Check each line of the data for "INCOME", then give the number of lines that have it, without any other words.

*** Opening of Entries shown ***

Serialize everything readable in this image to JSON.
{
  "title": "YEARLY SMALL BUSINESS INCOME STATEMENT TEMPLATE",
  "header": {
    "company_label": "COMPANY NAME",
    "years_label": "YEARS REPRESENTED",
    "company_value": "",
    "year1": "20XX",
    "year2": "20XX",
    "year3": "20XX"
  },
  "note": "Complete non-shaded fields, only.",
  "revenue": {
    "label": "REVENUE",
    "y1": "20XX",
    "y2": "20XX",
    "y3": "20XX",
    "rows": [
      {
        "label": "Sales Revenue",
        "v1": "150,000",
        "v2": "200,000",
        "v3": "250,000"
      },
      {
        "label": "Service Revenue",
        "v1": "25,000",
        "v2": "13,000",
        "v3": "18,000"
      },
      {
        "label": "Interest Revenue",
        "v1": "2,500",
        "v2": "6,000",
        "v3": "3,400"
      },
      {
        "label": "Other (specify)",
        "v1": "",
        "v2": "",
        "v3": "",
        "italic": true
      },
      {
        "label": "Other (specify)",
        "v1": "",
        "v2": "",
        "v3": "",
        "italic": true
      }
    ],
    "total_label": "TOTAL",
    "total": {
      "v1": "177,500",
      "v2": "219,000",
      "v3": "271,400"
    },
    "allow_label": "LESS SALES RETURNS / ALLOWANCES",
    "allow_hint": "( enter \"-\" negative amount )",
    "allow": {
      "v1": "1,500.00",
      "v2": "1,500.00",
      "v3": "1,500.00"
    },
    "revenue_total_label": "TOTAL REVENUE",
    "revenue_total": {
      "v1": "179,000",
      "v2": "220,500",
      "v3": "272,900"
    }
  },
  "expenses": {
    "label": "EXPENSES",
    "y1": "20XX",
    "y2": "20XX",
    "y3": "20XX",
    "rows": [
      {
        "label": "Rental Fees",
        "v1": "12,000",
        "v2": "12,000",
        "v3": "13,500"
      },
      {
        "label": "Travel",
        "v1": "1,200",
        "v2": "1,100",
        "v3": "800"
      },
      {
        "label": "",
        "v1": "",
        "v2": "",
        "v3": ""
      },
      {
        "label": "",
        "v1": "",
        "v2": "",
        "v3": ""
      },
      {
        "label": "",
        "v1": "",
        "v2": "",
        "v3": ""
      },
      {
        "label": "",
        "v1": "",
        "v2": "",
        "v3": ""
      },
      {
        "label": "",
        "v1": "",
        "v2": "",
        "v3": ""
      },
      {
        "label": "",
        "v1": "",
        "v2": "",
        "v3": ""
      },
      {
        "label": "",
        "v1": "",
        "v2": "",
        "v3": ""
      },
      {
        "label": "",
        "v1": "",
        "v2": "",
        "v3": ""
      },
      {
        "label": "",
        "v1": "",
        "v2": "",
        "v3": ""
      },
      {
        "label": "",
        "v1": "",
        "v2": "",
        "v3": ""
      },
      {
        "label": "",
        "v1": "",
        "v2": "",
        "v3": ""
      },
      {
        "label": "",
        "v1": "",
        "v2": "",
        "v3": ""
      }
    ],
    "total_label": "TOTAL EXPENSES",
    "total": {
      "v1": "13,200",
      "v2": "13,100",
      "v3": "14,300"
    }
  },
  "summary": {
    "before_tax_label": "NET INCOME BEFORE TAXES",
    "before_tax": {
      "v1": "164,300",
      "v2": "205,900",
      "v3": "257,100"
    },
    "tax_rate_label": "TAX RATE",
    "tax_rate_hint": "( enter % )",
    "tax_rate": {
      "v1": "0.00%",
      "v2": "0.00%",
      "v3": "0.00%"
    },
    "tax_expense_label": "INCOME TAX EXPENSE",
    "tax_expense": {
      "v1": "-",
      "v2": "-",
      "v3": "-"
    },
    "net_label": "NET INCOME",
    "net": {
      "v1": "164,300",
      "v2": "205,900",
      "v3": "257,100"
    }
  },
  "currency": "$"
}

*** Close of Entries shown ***

- **Task response**: 4